Don’t get me wrong. Food here in Big Sky Country is fine if what you really enjoy is tasteless airbread, anything made with huckleberries, or the home smoked flesh of almost any creature you can name. Mind you, certain sophisticated delicacies are available. The same jar of gefilte fish has been sitting on the grocery store shelf since I moved back here years ago, and has begun to take on the aspect of a museum piece, although they do dust it off now and again, hoping to entice some unwary Californian. As a matter of fact, the standing joke among my Chicago friends was that I intended to open a gefilte fish factory here in the Great Northwest where whitefish and pike abound. Yukon Marla’s Good-As-Gold Gefilte Fish, and we even had a jingle. “Yukon Marla’s good-as-gold gefilte fish won’t leave you cold.” Catchy, eh?

The last time I went back to Chicago to visit, I returned to Montana carrying the largest jar of kim chee the Korean grocery had. Unfortunately it leaked and the entire airport knew about it, so I won’t do that again. Wonder how well chopped liver would travel?

Thank you for all your (other) wonderful and entertaining work.

Your newest fan,

Yukon Marla

Daniel replies:

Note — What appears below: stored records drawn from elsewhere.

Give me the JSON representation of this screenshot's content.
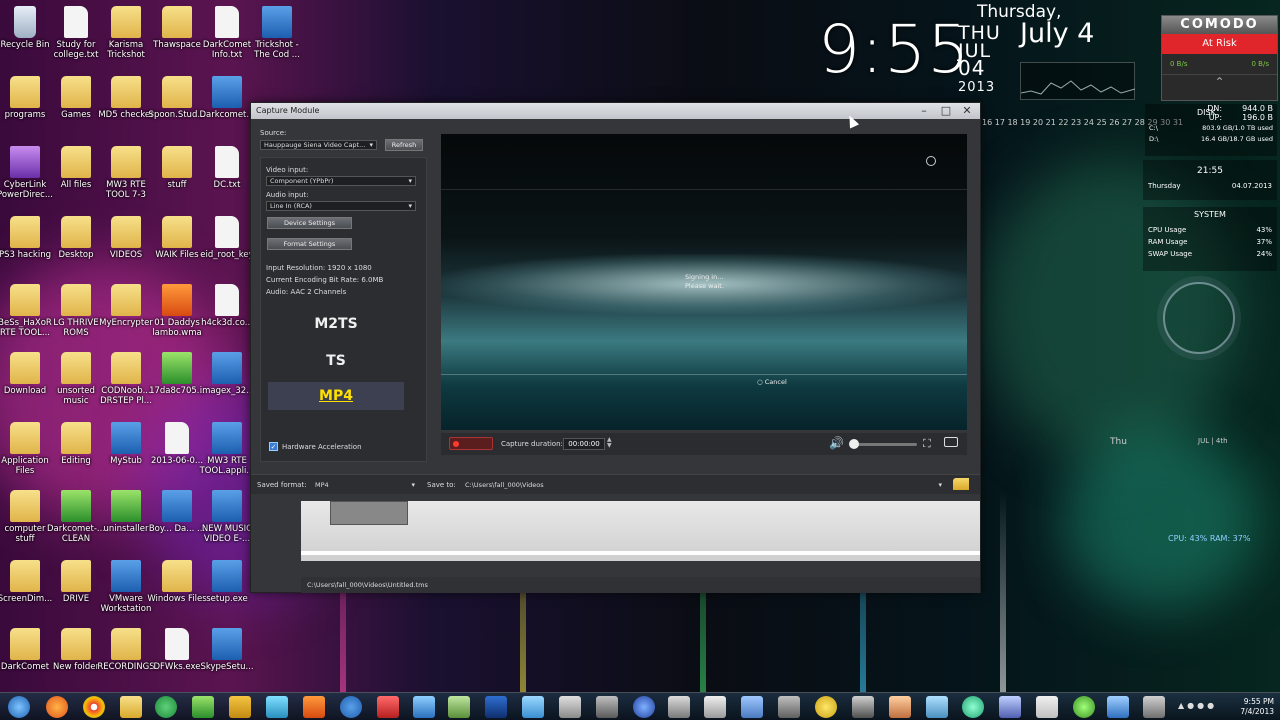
{
  "desktop_icons": [
    {
      "label": "Recycle Bin",
      "type": "bin"
    },
    {
      "label": "Study for college.txt",
      "type": "file"
    },
    {
      "label": "Karisma Trickshot",
      "type": "folder"
    },
    {
      "label": "Thawspace",
      "type": "folder"
    },
    {
      "label": "DarkComet Info.txt",
      "type": "file"
    },
    {
      "label": "Trickshot - The Cod ...",
      "type": "exe"
    },
    {
      "label": "programs",
      "type": "folder"
    },
    {
      "label": "Games",
      "type": "folder"
    },
    {
      "label": "MD5 checker",
      "type": "folder"
    },
    {
      "label": "Spoon.Stud...",
      "type": "folder"
    },
    {
      "label": "Darkcomet...",
      "type": "exe"
    },
    {
      "label": "CyberLink PowerDirec...",
      "type": "purple"
    },
    {
      "label": "All files",
      "type": "folder"
    },
    {
      "label": "MW3 RTE TOOL 7-3",
      "type": "folder"
    },
    {
      "label": "stuff",
      "type": "folder"
    },
    {
      "label": "DC.txt",
      "type": "file"
    },
    {
      "label": "PS3 hacking",
      "type": "folder"
    },
    {
      "label": "Desktop",
      "type": "folder"
    },
    {
      "label": "VIDEOS",
      "type": "folder"
    },
    {
      "label": "WAIK Files",
      "type": "folder"
    },
    {
      "label": "eid_root_key",
      "type": "file"
    },
    {
      "label": "BeSs_HaXoR RTE TOOL...",
      "type": "folder"
    },
    {
      "label": "LG THRIVE ROMS",
      "type": "folder"
    },
    {
      "label": "MyEncrypter",
      "type": "folder"
    },
    {
      "label": "01 Daddys lambo.wma",
      "type": "red"
    },
    {
      "label": "h4ck3d.co...",
      "type": "file"
    },
    {
      "label": "Download",
      "type": "folder"
    },
    {
      "label": "unsorted music",
      "type": "folder"
    },
    {
      "label": "CODNoob... DRSTEP Pl...",
      "type": "folder"
    },
    {
      "label": "17da8c705...",
      "type": "green"
    },
    {
      "label": "imagex_32...",
      "type": "exe"
    },
    {
      "label": "Application Files",
      "type": "folder"
    },
    {
      "label": "Editing",
      "type": "folder"
    },
    {
      "label": "MyStub",
      "type": "exe"
    },
    {
      "label": "2013-06-0...",
      "type": "file"
    },
    {
      "label": "MW3 RTE TOOL.appli...",
      "type": "exe"
    },
    {
      "label": "computer stuff",
      "type": "folder"
    },
    {
      "label": "Darkcomet-... CLEAN",
      "type": "green"
    },
    {
      "label": "uninstaller",
      "type": "green"
    },
    {
      "label": "Boy... Da... ...",
      "type": "exe"
    },
    {
      "label": "NEW MUSIC VIDEO E-...",
      "type": "exe"
    },
    {
      "label": "ScreenDim...",
      "type": "folder"
    },
    {
      "label": "DRIVE",
      "type": "folder"
    },
    {
      "label": "VMware Workstation",
      "type": "exe"
    },
    {
      "label": "Windows Files",
      "type": "folder"
    },
    {
      "label": "setup.exe",
      "type": "exe"
    },
    {
      "label": "DarkComet",
      "type": "folder"
    },
    {
      "label": "New folder",
      "type": "folder"
    },
    {
      "label": "RECORDINGS",
      "type": "folder"
    },
    {
      "label": "DFWks.exe",
      "type": "file"
    },
    {
      "label": "SkypeSetu...",
      "type": "exe"
    }
  ],
  "widgets": {
    "clock_time": "9:55",
    "dow_short": "THU",
    "month_short": "JUL",
    "day_num": "04",
    "year": "2013",
    "day_name": "Thursday,",
    "date_long": "July 4",
    "calendar_row": "16 17 18 19 20 21 22 23 24 25 26 27 28 29 30 31",
    "comodo_brand": "COMODO",
    "comodo_status": "At Risk",
    "comodo_rate_left": "0 B/s",
    "comodo_rate_right": "0 B/s",
    "disk_dn_label": "DN:",
    "disk_dn_value": "944.0 B",
    "disk_up_label": "UP:",
    "disk_up_value": "196.0 B",
    "disk_title": "DISK",
    "drive_c_label": "C:\\",
    "drive_c_value": "803.9 GB/1.0 TB used",
    "drive_d_label": "D:\\",
    "drive_d_value": "16.4 GB/18.7 GB used",
    "time_small": "21:55",
    "time_day": "Thursday",
    "time_date": "04.07.2013",
    "system_title": "SYSTEM",
    "cpu_label": "CPU Usage",
    "cpu_value": "43%",
    "ram_label": "RAM Usage",
    "ram_value": "37%",
    "swap_label": "SWAP Usage",
    "swap_value": "24%",
    "cpu_ram_readout": "CPU: 43%    RAM: 37%",
    "thu_label": "Thu",
    "jul4_label": "JUL | 4th"
  },
  "window": {
    "title": "Capture Module",
    "minimize": "–",
    "maximize": "□",
    "close": "✕",
    "source_label": "Source:",
    "source_value": "Hauppauge Siena Video Capt...",
    "refresh_label": "Refresh",
    "video_input_label": "Video input:",
    "video_input_value": "Component (YPbPr)",
    "audio_input_label": "Audio input:",
    "audio_input_value": "Line In (RCA)",
    "device_settings_label": "Device Settings",
    "format_settings_label": "Format Settings",
    "input_resolution": "Input Resolution: 1920 x 1080",
    "encoding_bitrate": "Current Encoding Bit Rate: 6.0MB",
    "audio_info": "Audio: AAC 2 Channels",
    "formats": [
      {
        "label": "M2TS",
        "selected": false
      },
      {
        "label": "TS",
        "selected": false
      },
      {
        "label": "MP4",
        "selected": true
      }
    ],
    "hw_accel_label": "Hardware Acceleration",
    "hw_accel_checked": true,
    "signing_in_line1": "Signing in...",
    "signing_in_line2": "Please wait.",
    "cancel_label": "Cancel",
    "capture_duration_label": "Capture duration:",
    "capture_duration_value": "00:00:00",
    "volume_level": 0.0,
    "saved_format_label": "Saved format:",
    "saved_format_value": "MP4",
    "save_to_label": "Save to:",
    "save_to_value": "C:\\Users\\fall_000\\Videos",
    "status_path": "C:\\Users\\fall_000\\Videos\\Untitled.tms"
  },
  "taskbar": {
    "tray_time": "9:55 PM",
    "tray_date": "7/4/2013"
  },
  "colors": {
    "accent_selected": "#ffe000",
    "comodo_risk": "#e0262a",
    "record": "#ff3b30"
  }
}
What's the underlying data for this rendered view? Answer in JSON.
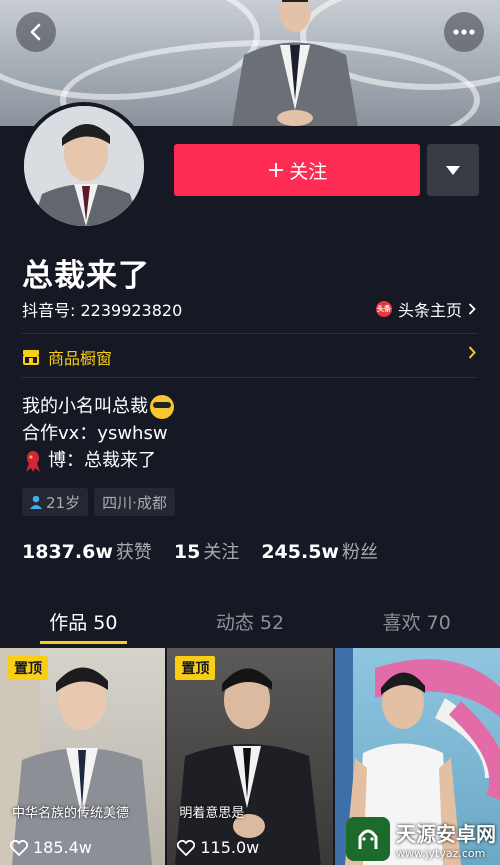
{
  "header": {
    "back_icon": "chevron-left-icon",
    "more_icon": "more-dots-icon"
  },
  "profile": {
    "follow_label": "关注",
    "follow_plus": "+",
    "name": "总裁来了",
    "douyin_id": "抖音号: 2239923820",
    "toutiao_label": "头条主页",
    "toutiao_icon_text": "头条",
    "shop_label": "商品橱窗",
    "bio": {
      "line1": "我的小名叫总裁",
      "line2": "合作vx：yswhsw",
      "line3": "博：总裁来了"
    },
    "tags": {
      "age": "21岁",
      "location": "四川·成都"
    }
  },
  "stats": {
    "likes_value": "1837.6w",
    "likes_label": "获赞",
    "following_value": "15",
    "following_label": "关注",
    "followers_value": "245.5w",
    "followers_label": "粉丝"
  },
  "tabs": [
    {
      "label": "作品 50"
    },
    {
      "label": "动态 52"
    },
    {
      "label": "喜欢 70"
    }
  ],
  "videos": [
    {
      "pinned": "置顶",
      "likes": "185.4w",
      "caption": "中华名族的传统美德"
    },
    {
      "pinned": "置顶",
      "likes": "115.0w",
      "caption": "明着意思是"
    },
    {
      "pinned": "",
      "likes": "",
      "caption": ""
    }
  ],
  "watermark": {
    "name": "天源安卓网",
    "url": "www.jytyaz.com"
  },
  "colors": {
    "background": "#161823",
    "follow_button": "#fe2c55",
    "accent_yellow": "#face15"
  }
}
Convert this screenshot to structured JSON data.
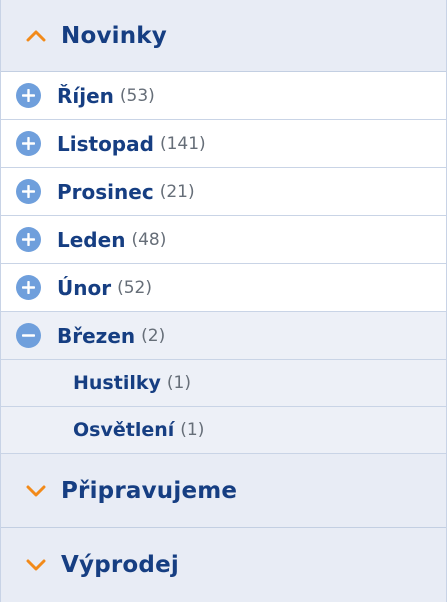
{
  "colors": {
    "accent_orange": "#f28a1a",
    "title_blue": "#163e82",
    "toggle_blue": "#6f9fdc",
    "count_gray": "#666e78"
  },
  "sections": {
    "novinky": {
      "title": "Novinky",
      "icon": "chevron-up-icon",
      "items": [
        {
          "label": "Říjen",
          "count": "(53)",
          "icon": "plus-circle-icon"
        },
        {
          "label": "Listopad",
          "count": "(141)",
          "icon": "plus-circle-icon"
        },
        {
          "label": "Prosinec",
          "count": "(21)",
          "icon": "plus-circle-icon"
        },
        {
          "label": "Leden",
          "count": "(48)",
          "icon": "plus-circle-icon"
        },
        {
          "label": "Únor",
          "count": "(52)",
          "icon": "plus-circle-icon"
        },
        {
          "label": "Březen",
          "count": "(2)",
          "icon": "minus-circle-icon",
          "children": [
            {
              "label": "Hustilky",
              "count": "(1)"
            },
            {
              "label": "Osvětlení",
              "count": "(1)"
            }
          ]
        }
      ]
    },
    "pripravujeme": {
      "title": "Připravujeme",
      "icon": "chevron-down-icon"
    },
    "vyprodej": {
      "title": "Výprodej",
      "icon": "chevron-down-icon"
    }
  }
}
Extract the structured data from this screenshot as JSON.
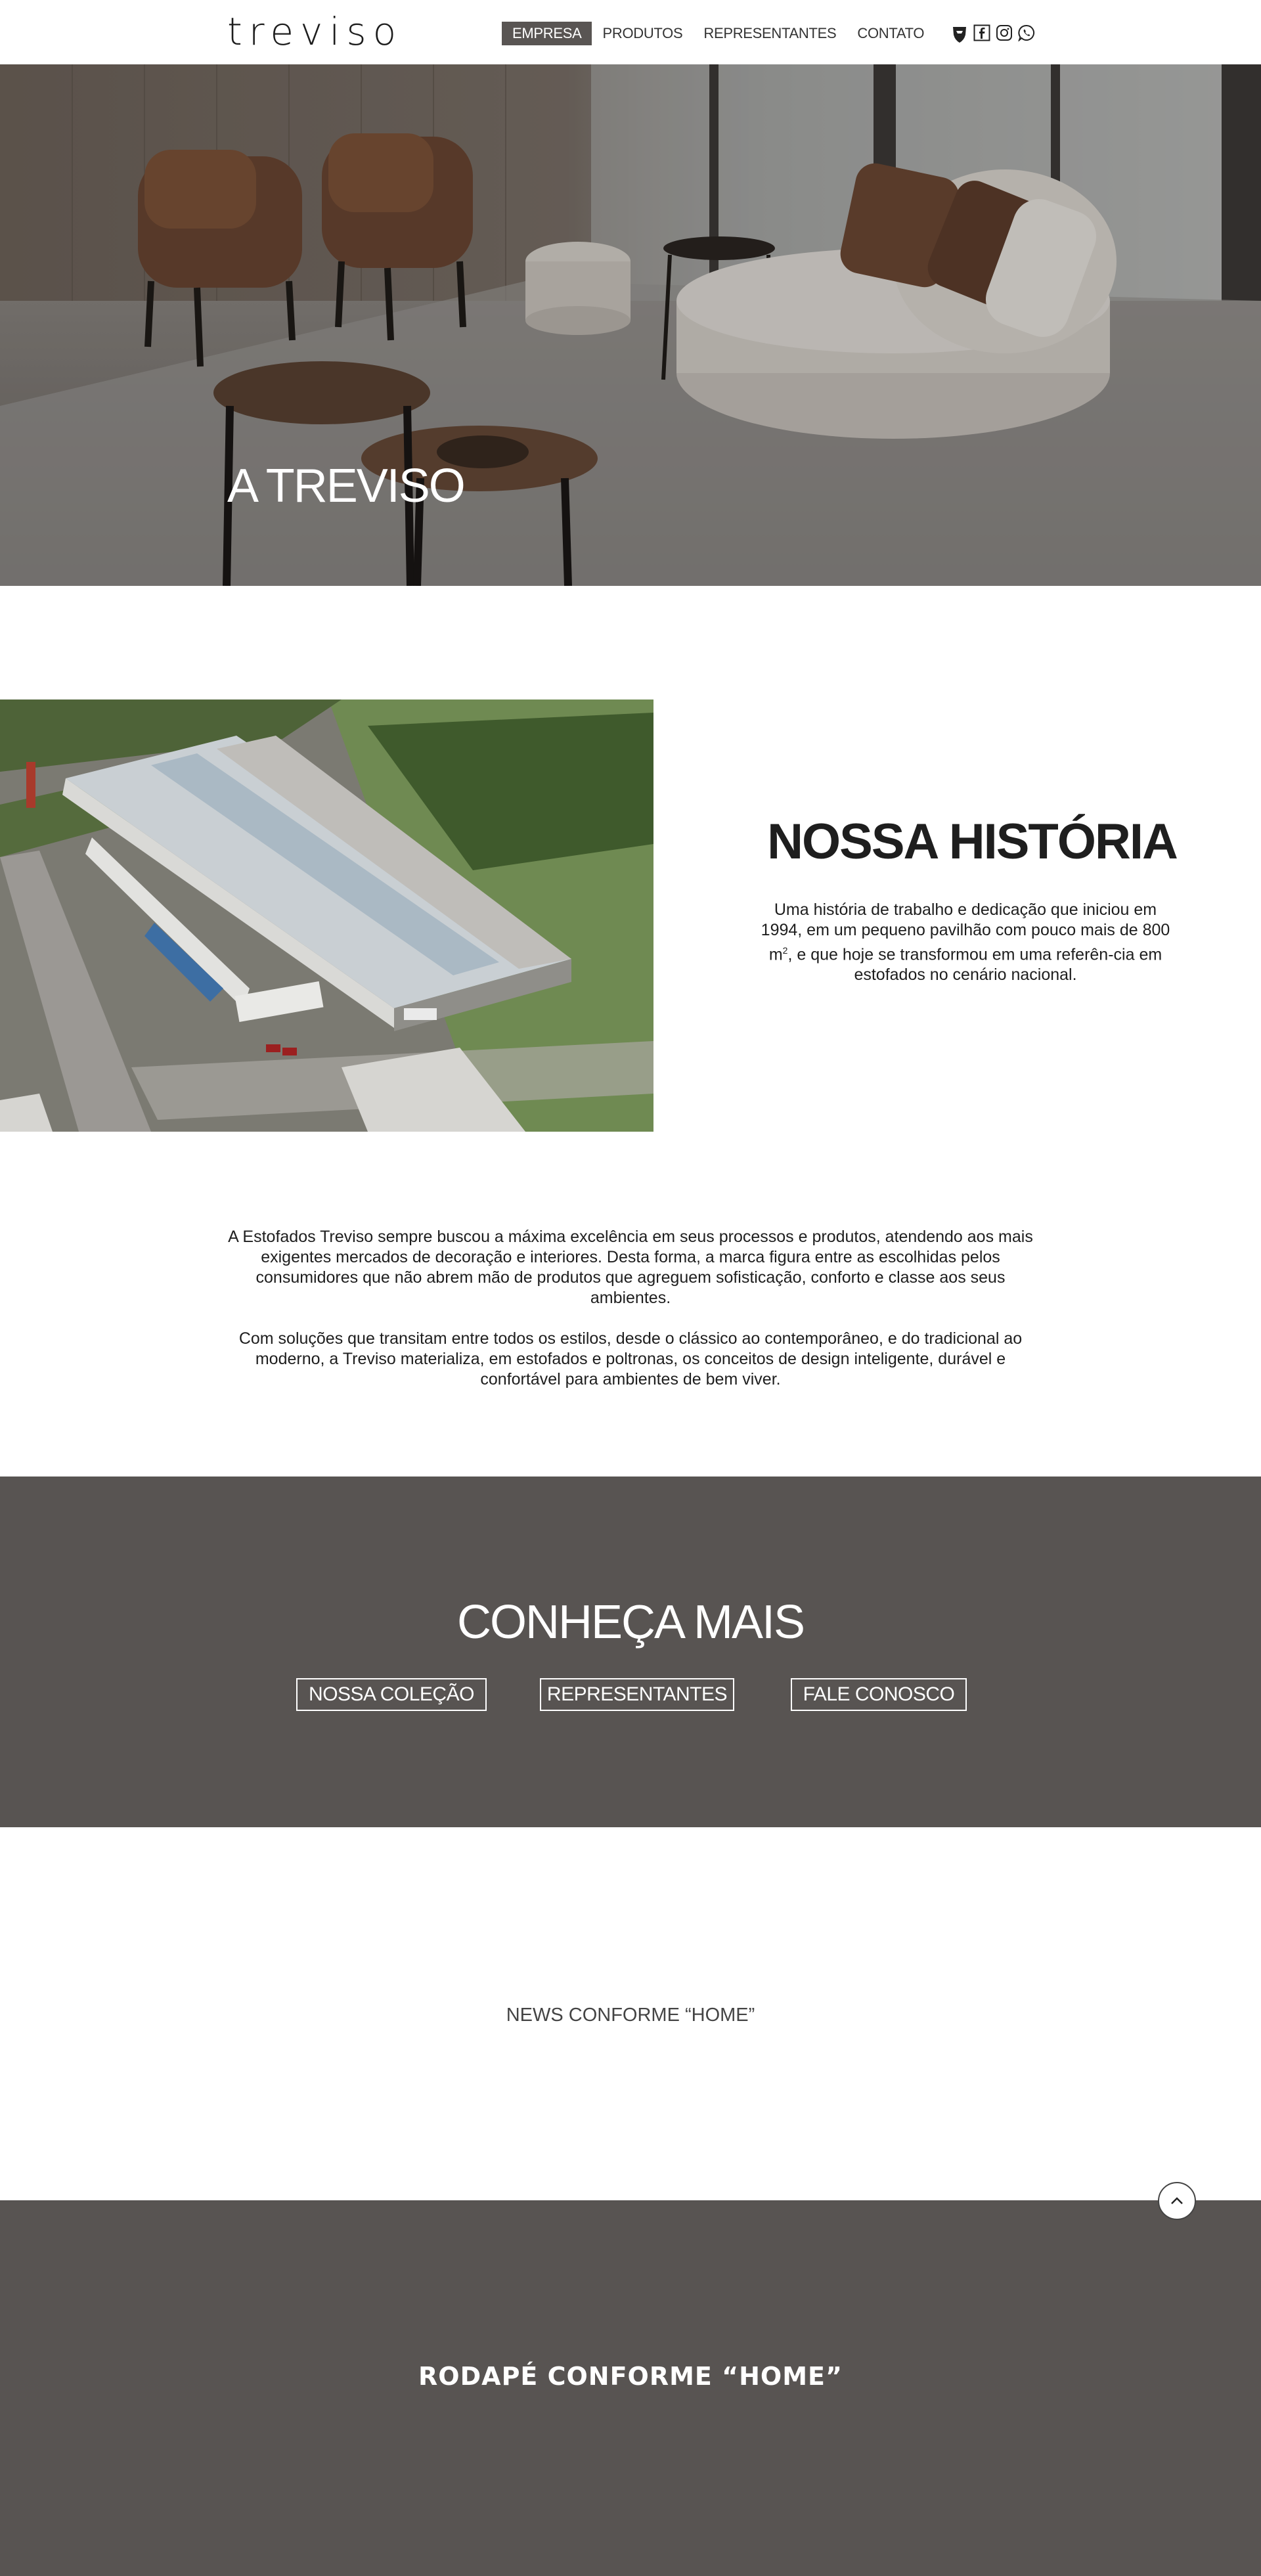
{
  "header": {
    "logo": "treviso",
    "nav": [
      {
        "label": "EMPRESA",
        "active": true
      },
      {
        "label": "PRODUTOS",
        "active": false
      },
      {
        "label": "REPRESENTANTES",
        "active": false
      },
      {
        "label": "CONTATO",
        "active": false
      }
    ],
    "social_icons": [
      "shield-logo-icon",
      "facebook-icon",
      "instagram-icon",
      "whatsapp-icon"
    ]
  },
  "hero": {
    "title": "A TREVISO"
  },
  "history": {
    "title": "NOSSA HISTÓRIA",
    "text_before_sup": "Uma história de trabalho e dedicação que iniciou em 1994, em um pequeno pavilhão com pouco mais de 800 m",
    "sup": "2",
    "text_after_sup": ", e que hoje se transformou em uma referên-cia em estofados no cenário nacional."
  },
  "about": {
    "paragraph_1": "A Estofados Treviso sempre buscou a máxima excelência em seus processos e produtos, atendendo aos mais exigentes mercados de decoração e interiores. Desta forma, a marca figura entre as escolhidas pelos consumidores que não abrem mão de produtos que agreguem sofisticação, conforto e classe aos seus ambientes.",
    "paragraph_2": "Com soluções que transitam entre todos os estilos, desde o clássico ao contemporâneo, e do tradicional ao moderno, a Treviso materializa, em estofados e poltronas, os conceitos de design inteligente, durável e confortável para ambientes de bem viver."
  },
  "know_more": {
    "title": "CONHEÇA MAIS",
    "buttons": [
      "NOSSA COLEÇÃO",
      "REPRESENTANTES",
      "FALE CONOSCO"
    ]
  },
  "news": {
    "placeholder": "NEWS CONFORME “HOME”"
  },
  "footer": {
    "placeholder": "RODAPÉ CONFORME “HOME”"
  },
  "colors": {
    "dark_section": "#585452",
    "active_nav": "#595553",
    "text": "#1e1e1e"
  }
}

The real-life prototype of Uncle Boris sent several pounds of lox via surface mail to my sister when she moved to California. They had the same postman for decades, and he never stopped talking about it. I visted the great gefilte fishery in New Bedford, and saw the brave fishermen rowing in their little boats, battling the feisty gefiltes.